**Data about app and page elements:**
******

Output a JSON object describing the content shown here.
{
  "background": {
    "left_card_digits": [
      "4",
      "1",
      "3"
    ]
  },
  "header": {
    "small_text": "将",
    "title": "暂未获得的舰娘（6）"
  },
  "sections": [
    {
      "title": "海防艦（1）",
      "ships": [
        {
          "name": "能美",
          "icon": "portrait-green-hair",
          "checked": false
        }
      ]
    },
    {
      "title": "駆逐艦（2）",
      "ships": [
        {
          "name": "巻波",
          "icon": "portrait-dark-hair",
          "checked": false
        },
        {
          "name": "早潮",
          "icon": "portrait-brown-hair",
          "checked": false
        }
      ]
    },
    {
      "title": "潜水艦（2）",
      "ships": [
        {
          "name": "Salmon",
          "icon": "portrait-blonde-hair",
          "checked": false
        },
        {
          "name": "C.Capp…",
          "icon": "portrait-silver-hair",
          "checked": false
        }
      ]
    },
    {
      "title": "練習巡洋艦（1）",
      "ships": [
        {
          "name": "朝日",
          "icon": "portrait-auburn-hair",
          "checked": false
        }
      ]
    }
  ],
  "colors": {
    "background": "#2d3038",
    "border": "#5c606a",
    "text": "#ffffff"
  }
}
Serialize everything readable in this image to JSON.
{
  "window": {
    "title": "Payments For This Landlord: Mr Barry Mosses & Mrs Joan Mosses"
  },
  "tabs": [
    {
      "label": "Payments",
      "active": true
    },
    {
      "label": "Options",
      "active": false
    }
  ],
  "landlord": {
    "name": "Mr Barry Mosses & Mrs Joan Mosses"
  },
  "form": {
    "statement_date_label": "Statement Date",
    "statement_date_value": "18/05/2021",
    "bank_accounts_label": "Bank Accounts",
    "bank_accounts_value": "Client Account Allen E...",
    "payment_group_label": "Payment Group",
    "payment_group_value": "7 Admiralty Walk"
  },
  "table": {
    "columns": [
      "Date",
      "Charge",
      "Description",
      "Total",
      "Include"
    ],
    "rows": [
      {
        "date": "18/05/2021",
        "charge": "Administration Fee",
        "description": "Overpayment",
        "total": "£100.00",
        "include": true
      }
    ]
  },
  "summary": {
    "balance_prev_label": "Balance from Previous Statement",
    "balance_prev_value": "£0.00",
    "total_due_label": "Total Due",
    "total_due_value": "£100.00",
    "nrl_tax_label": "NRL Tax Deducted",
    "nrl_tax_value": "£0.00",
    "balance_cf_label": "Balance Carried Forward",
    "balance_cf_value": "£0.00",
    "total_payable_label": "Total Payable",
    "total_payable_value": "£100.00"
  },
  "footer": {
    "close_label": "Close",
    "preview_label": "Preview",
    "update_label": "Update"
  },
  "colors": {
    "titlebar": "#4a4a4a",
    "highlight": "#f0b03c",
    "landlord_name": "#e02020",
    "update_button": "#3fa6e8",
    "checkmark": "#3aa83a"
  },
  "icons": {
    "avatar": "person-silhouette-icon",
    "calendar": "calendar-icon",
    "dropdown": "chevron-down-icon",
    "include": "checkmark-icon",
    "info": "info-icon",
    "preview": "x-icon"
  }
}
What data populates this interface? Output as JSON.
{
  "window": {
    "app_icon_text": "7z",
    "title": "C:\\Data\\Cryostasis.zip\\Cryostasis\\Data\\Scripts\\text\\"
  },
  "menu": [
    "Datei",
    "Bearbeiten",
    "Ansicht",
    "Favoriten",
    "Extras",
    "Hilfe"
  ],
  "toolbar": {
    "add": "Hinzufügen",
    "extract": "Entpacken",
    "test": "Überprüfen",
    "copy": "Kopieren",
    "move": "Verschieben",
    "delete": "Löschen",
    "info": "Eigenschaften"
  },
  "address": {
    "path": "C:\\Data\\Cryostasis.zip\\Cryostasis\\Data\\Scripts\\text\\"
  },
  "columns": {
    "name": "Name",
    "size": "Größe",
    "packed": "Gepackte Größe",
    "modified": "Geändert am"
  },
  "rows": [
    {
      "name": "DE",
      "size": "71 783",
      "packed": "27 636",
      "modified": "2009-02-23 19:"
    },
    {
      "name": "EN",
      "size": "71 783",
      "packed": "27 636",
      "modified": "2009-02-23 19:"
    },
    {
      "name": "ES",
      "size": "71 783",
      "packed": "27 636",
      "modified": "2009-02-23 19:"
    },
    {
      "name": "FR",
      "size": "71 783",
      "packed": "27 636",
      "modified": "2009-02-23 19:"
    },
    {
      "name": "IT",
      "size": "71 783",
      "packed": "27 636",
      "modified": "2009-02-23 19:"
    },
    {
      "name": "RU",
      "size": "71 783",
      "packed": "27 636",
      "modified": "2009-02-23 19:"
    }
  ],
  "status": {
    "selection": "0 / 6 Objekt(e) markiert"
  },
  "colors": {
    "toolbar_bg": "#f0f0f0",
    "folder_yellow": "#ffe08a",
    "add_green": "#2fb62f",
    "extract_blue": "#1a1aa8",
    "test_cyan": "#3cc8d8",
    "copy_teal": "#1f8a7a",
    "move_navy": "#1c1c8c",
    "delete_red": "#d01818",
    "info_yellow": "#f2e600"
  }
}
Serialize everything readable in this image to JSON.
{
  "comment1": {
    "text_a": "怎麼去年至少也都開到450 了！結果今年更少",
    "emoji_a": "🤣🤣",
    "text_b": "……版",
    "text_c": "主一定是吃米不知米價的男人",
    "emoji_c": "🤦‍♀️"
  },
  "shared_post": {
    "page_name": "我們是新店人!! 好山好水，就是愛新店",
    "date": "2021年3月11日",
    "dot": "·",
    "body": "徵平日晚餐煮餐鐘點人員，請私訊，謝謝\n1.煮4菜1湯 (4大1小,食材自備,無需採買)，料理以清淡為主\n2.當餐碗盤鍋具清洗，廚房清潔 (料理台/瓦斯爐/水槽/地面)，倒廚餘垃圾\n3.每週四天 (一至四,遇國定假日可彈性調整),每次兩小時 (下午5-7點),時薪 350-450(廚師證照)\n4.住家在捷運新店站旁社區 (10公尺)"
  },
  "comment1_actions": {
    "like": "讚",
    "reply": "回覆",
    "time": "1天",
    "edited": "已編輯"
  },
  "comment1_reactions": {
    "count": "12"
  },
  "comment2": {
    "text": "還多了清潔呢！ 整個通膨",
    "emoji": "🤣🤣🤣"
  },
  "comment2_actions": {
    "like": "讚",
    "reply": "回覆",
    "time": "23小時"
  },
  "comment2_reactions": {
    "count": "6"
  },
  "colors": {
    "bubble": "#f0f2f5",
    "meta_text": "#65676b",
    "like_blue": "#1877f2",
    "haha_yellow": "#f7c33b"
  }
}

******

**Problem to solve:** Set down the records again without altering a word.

**Response box:**
Output a JSON object describing the content shown here.
{
  "background": {
    "left_card_digits": [
      "4",
      "1",
      "3"
    ]
  },
  "header": {
    "small_text": "将",
    "title": "暂未获得的舰娘（6）"
  },
  "sections": [
    {
      "title": "海防艦（1）",
      "ships": [
        {
          "name": "能美",
          "icon": "portrait-green-hair",
          "checked": false
        }
      ]
    },
    {
      "title": "駆逐艦（2）",
      "ships": [
        {
          "name": "巻波",
          "icon": "portrait-dark-hair",
          "checked": false
        },
        {
          "name": "早潮",
          "icon": "portrait-brown-hair",
          "checked": false
        }
      ]
    },
    {
      "title": "潜水艦（2）",
      "ships": [
        {
          "name": "Salmon",
          "icon": "portrait-blonde-hair",
          "checked": false
        },
        {
          "name": "C.Capp…",
          "icon": "portrait-silver-hair",
          "checked": false
        }
      ]
    },
    {
      "title": "練習巡洋艦（1）",
      "ships": [
        {
          "name": "朝日",
          "icon": "portrait-auburn-hair",
          "checked": false
        }
      ]
    }
  ],
  "colors": {
    "background": "#2d3038",
    "border": "#5c606a",
    "text": "#ffffff"
  }
}
Serialize everything readable in this image to JSON.
{
  "window": {
    "title": "Payments For This Landlord: Mr Barry Mosses & Mrs Joan Mosses"
  },
  "tabs": [
    {
      "label": "Payments",
      "active": true
    },
    {
      "label": "Options",
      "active": false
    }
  ],
  "landlord": {
    "name": "Mr Barry Mosses & Mrs Joan Mosses"
  },
  "form": {
    "statement_date_label": "Statement Date",
    "statement_date_value": "18/05/2021",
    "bank_accounts_label": "Bank Accounts",
    "bank_accounts_value": "Client Account Allen E...",
    "payment_group_label": "Payment Group",
    "payment_group_value": "7 Admiralty Walk"
  },
  "table": {
    "columns": [
      "Date",
      "Charge",
      "Description",
      "Total",
      "Include"
    ],
    "rows": [
      {
        "date": "18/05/2021",
        "charge": "Administration Fee",
        "description": "Overpayment",
        "total": "£100.00",
        "include": true
      }
    ]
  },
  "summary": {
    "balance_prev_label": "Balance from Previous Statement",
    "balance_prev_value": "£0.00",
    "total_due_label": "Total Due",
    "total_due_value": "£100.00",
    "nrl_tax_label": "NRL Tax Deducted",
    "nrl_tax_value": "£0.00",
    "balance_cf_label": "Balance Carried Forward",
    "balance_cf_value": "£0.00",
    "total_payable_label": "Total Payable",
    "total_payable_value": "£100.00"
  },
  "footer": {
    "close_label": "Close",
    "preview_label": "Preview",
    "update_label": "Update"
  },
  "colors": {
    "titlebar": "#4a4a4a",
    "highlight": "#f0b03c",
    "landlord_name": "#e02020",
    "update_button": "#3fa6e8",
    "checkmark": "#3aa83a"
  },
  "icons": {
    "avatar": "person-silhouette-icon",
    "calendar": "calendar-icon",
    "dropdown": "chevron-down-icon",
    "include": "checkmark-icon",
    "info": "info-icon",
    "preview": "x-icon"
  }
}
What data populates this interface? Output as JSON.
{
  "window": {
    "app_icon_text": "7z",
    "title": "C:\\Data\\Cryostasis.zip\\Cryostasis\\Data\\Scripts\\text\\"
  },
  "menu": [
    "Datei",
    "Bearbeiten",
    "Ansicht",
    "Favoriten",
    "Extras",
    "Hilfe"
  ],
  "toolbar": {
    "add": "Hinzufügen",
    "extract": "Entpacken",
    "test": "Überprüfen",
    "copy": "Kopieren",
    "move": "Verschieben",
    "delete": "Löschen",
    "info": "Eigenschaften"
  },
  "address": {
    "path": "C:\\Data\\Cryostasis.zip\\Cryostasis\\Data\\Scripts\\text\\"
  },
  "columns": {
    "name": "Name",
    "size": "Größe",
    "packed": "Gepackte Größe",
    "modified": "Geändert am"
  },
  "rows": [
    {
      "name": "DE",
      "size": "71 783",
      "packed": "27 636",
      "modified": "2009-02-23 19:"
    },
    {
      "name": "EN",
      "size": "71 783",
      "packed": "27 636",
      "modified": "2009-02-23 19:"
    },
    {
      "name": "ES",
      "size": "71 783",
      "packed": "27 636",
      "modified": "2009-02-23 19:"
    },
    {
      "name": "FR",
      "size": "71 783",
      "packed": "27 636",
      "modified": "2009-02-23 19:"
    },
    {
      "name": "IT",
      "size": "71 783",
      "packed": "27 636",
      "modified": "2009-02-23 19:"
    },
    {
      "name": "RU",
      "size": "71 783",
      "packed": "27 636",
      "modified": "2009-02-23 19:"
    }
  ],
  "status": {
    "selection": "0 / 6 Objekt(e) markiert"
  },
  "colors": {
    "toolbar_bg": "#f0f0f0",
    "folder_yellow": "#ffe08a",
    "add_green": "#2fb62f",
    "extract_blue": "#1a1aa8",
    "test_cyan": "#3cc8d8",
    "copy_teal": "#1f8a7a",
    "move_navy": "#1c1c8c",
    "delete_red": "#d01818",
    "info_yellow": "#f2e600"
  }
}
Serialize everything readable in this image to JSON.
{
  "comment1": {
    "text_a": "怎麼去年至少也都開到450 了！結果今年更少",
    "emoji_a": "🤣🤣",
    "text_b": "……版",
    "text_c": "主一定是吃米不知米價的男人",
    "emoji_c": "🤦‍♀️"
  },
  "shared_post": {
    "page_name": "我們是新店人!! 好山好水，就是愛新店",
    "date": "2021年3月11日",
    "dot": "·",
    "body": "徵平日晚餐煮餐鐘點人員，請私訊，謝謝\n1.煮4菜1湯 (4大1小,食材自備,無需採買)，料理以清淡為主\n2.當餐碗盤鍋具清洗，廚房清潔 (料理台/瓦斯爐/水槽/地面)，倒廚餘垃圾\n3.每週四天 (一至四,遇國定假日可彈性調整),每次兩小時 (下午5-7點),時薪 350-450(廚師證照)\n4.住家在捷運新店站旁社區 (10公尺)"
  },
  "comment1_actions": {
    "like": "讚",
    "reply": "回覆",
    "time": "1天",
    "edited": "已編輯"
  },
  "comment1_reactions": {
    "count": "12"
  },
  "comment2": {
    "text": "還多了清潔呢！ 整個通膨",
    "emoji": "🤣🤣🤣"
  },
  "comment2_actions": {
    "like": "讚",
    "reply": "回覆",
    "time": "23小時"
  },
  "comment2_reactions": {
    "count": "6"
  },
  "colors": {
    "bubble": "#f0f2f5",
    "meta_text": "#65676b",
    "like_blue": "#1877f2",
    "haha_yellow": "#f7c33b"
  }
}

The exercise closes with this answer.